Fecal transplants might sound like one of the most bizarre of treatments when it comes to advancements made in the world of medical science. Yet as a form of health hack that has more than remarkable chances of effecting a revolution in the world of healthcare, fecal microbiota transplant is a real phenomena of the medical world.
It’s an established fact of health science that most of the diseases that bring about vital changes in the body functioning are related to changes in the gut’s microbiota. Some of the most serious health concerns that stems from diseases like cancer, obesity, depression, diabetes, stress ailments are likely caused by an imbalance in the bacterial composition of our gut.
Medical sciences refer to this imbalance as dysbiosis, and an alarming observation draws a link between microbial dysbiosis and allergies, irritable bowel syndrome, and cardiovascular disease. In fact, gut bacteria imbalances are also found to be inducive of age-related diseases, such as Alzheimer’s or age-induced paralysis.
And since these are some ailments that afflict the human physiology because of a certain disbalance in the gut microbes, it is obvious that a majority of these irregularities can be corrected by a balancing act of the essential gut bacteria. However, what’s essential in this rather revolutionary procedure of treatment is the consideration that not all individuals have a favourable combination of the bacteria that can be conducive to the treatment of diseases.
What emerges therefore is that some stools are better than others — that is, when it comes to fecal transplantations, not all individuals can be donors. What makes the difference in crucial situation such as these are the so-called super donors.
These super donors would be those whose poop boasts of microbial diversity and high concentrations of “keystone species” of bacteria. Keystone species are bacteria that trigger the production of chemicals — such as butyrate — which is an important immune mechanism that the body relies on.
As a safe and effective therapy for a wide range of illnesses, fecal transplantation could be vital in curing certain chronic diseases such as inflammatory bowel disease, allergic colitis, and constipation, as well as some liver, metabolic, and even neurological conditions.
However, the cure percentage fluctuates between extremes. While the cure rate has a high degree of success with an approx of over 90 percent for
diarrheal infections, the scenario for patients of IBD or type 2 diabetes isn’t so rosy, with the average rate tending somewhere around a mere 20 percent.

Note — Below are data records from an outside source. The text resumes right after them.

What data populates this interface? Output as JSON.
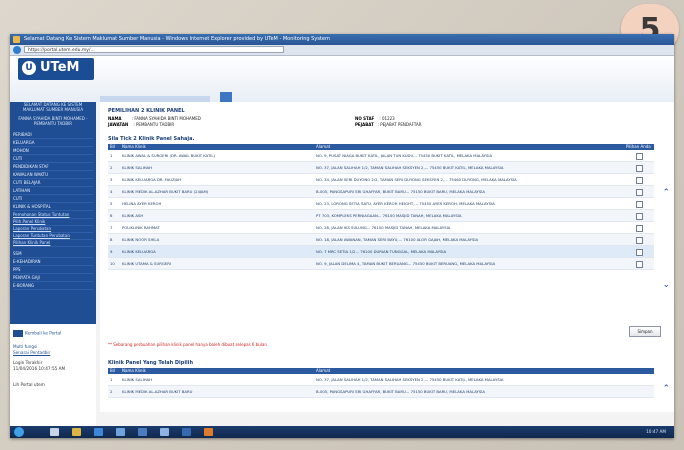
{
  "badge": "5",
  "browser": {
    "title": "Selamat Datang Ke Sistem Maklumat Sumber Manusia - Windows Internet Explorer provided by UTeM - Monitoring System",
    "url": "https://portal.utem.edu.my/..."
  },
  "logo": {
    "mark": "U",
    "text": "UTeM"
  },
  "sidebar": {
    "welcome": "SELAMAT DATANG KE SISTEM MAKLUMAT SUMBER MANUSIA",
    "user": "FANNA SYAHIDA BINTI MOHAMED - PEMBANTU TADBIR",
    "items": [
      "PERIBADI",
      "KELUARGA",
      "MOHON",
      "CUTI",
      "PENDIDIKAN STAF",
      "KAWALAN WAKTU",
      "CUTI BELAJAR",
      "LATIHAN",
      "CUTI",
      "KLINIK & HOSPITAL"
    ],
    "links": [
      "Pemohonan Status Tuntutan",
      "Pilih Panel Klinik",
      "Laporan Perubatan",
      "Laporan Tuntutan Perubatan",
      "Pilihan Klinik Panel"
    ],
    "items2": [
      "SSM",
      "E-KEHADIRAN",
      "PPS",
      "PENYATA GAJI",
      "E-BORANG"
    ],
    "kembali": "Kembali ke Portal",
    "multi_fungsi": "Multi fungsi",
    "senarai": "Senarai Pentadbir",
    "login_label": "Login Terakhir",
    "login_time": "11/04/2016 10:47:55 AM",
    "lain": "Lih Portal utem"
  },
  "main": {
    "heading": "PEMILIHAN 2 KLINIK PANEL",
    "nama_label": "NAMA",
    "nama_value": ": FANNA SYAHIDA BINTI MOHAMED",
    "jawatan_label": "JAWATAN",
    "jawatan_value": ": PEMBANTU TADBIR",
    "nostaf_label": "NO STAF",
    "nostaf_value": ": 01223",
    "pejabat_label": "PEJABAT",
    "pejabat_value": ": PEJABAT PENDAFTAR",
    "section1_title": "Sila Tick 2 Klinik Panel Sahaja.",
    "section2_title": "Klinik Panel Yang Telah Dipilih",
    "columns": [
      "Bil",
      "Nama Klinik",
      "Alamat",
      "Pilihan Anda (Tick)"
    ],
    "clinics": [
      {
        "no": "1",
        "name": "KLINIK AWAL & SURGERI (DR. AWAL BUKIT KATIL)",
        "addr": "NO. 9, PUSAT NIAGA BUKIT KATIL, JALAN TUN KUDU... 75450 BUKIT KATIL, MELAKA MALAYSIA"
      },
      {
        "no": "2",
        "name": "KLINIK SALIHAH",
        "addr": "NO. 37, JALAN SALIHAH 1/2, TAMAN SALIHAH SEKSYEN 2,... 75450 BUKIT KATIL, MELAKA MALAYSIA"
      },
      {
        "no": "3",
        "name": "KLINIK KELUARGA DR. FAUZIAH",
        "addr": "NO. 34, JALAN SERI DUYONG 2/2, TAMAN SERI DUYONG SEKSYEN 2,... 75460 DUYONG, MELAKA MALAYSIA"
      },
      {
        "no": "4",
        "name": "KLINIK MEDIK AL-AZHAR BUKIT BARU (24JAM)",
        "addr": "B-005, PANGSAPURI SRI GHAFFAR, BUKIT BARU... 75150 BUKIT BARU, MELAKA MALAYSIA"
      },
      {
        "no": "5",
        "name": "HELINA AYER KEROH",
        "addr": "NO. 23, LORONG SETIA SATU, AYER KEROH HEIGHT,... 75450 AYER KEROH, MELAKA MALAYSIA"
      },
      {
        "no": "6",
        "name": "KLINIK ASH",
        "addr": "PT 703, KOMPLEKS PERNIAGAAN... 76100 MASJID TANAH, MELAKA MALAYSIA"
      },
      {
        "no": "7",
        "name": "POLIKLINIK RAHMAT",
        "addr": "NO. 28, JALAN IKS SULUNG... 76100 MASJID TANAH, MELAKA MALAYSIA"
      },
      {
        "no": "8",
        "name": "KLINIK NOOR SHILA",
        "addr": "NO. 18, JALAN AWANAN, TAMAN SERI BAYU,... 76100 ALOR GAJAH, MELAKA MALAYSIA"
      },
      {
        "no": "9",
        "name": "KLINIK KELUARGA",
        "addr": "NO. 7 MRC SETIA 1/2... 76100 DURIAN TUNGGAL, MELAKA MALAYSIA"
      },
      {
        "no": "10",
        "name": "KLINIK UTAMA & SURGERI",
        "addr": "NO. 9, JALAN DELIMA 4, TAMAN BUKIT BERUANG... 75450 BUKIT BERUANG, MELAKA MALAYSIA"
      }
    ],
    "simpan": "Simpan",
    "note": "** Sebarang perbuahan pilihan klinik panel hanya boleh dibuat selepas 6 bulan",
    "selected": [
      {
        "no": "1",
        "name": "KLINIK SALIHAH",
        "addr": "NO. 37, JALAN SALIHAH 1/2, TAMAN SALIHAH SEKSYEN 2,... 75450 BUKIT KATIL, MELAKA MALAYSIA"
      },
      {
        "no": "2",
        "name": "KLINIK MEDIK AL-AZHAR BUKIT BARU",
        "addr": "B-005, PANGSAPURI SRI GHAFFAR, BUKIT BARU... 75150 BUKIT BARU, MELAKA MALAYSIA"
      }
    ]
  },
  "taskbar": {
    "clock": "10:47 AM"
  },
  "colors": {
    "primary": "#1f4e94",
    "header_row": "#2b5aa0",
    "warning": "#d0241e",
    "badge": "#f4d2c0"
  }
}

So what does it take to genetically elevate a normal donor to a super donor? Researchers say that a rapid change in diet, that indicates a switch from an animal-based to an exclusively vegan diet, can alter the composition of the gut microbiota real fast, almost within 24 hours.
However donors might manifest as super or regular depending also on the conditions and recipients that would benefit from the donation. For, in different instances, it would take varying combinations of different gut bacteria to bring forth remedies for people afflicted with different ‘versions’ of the same disease.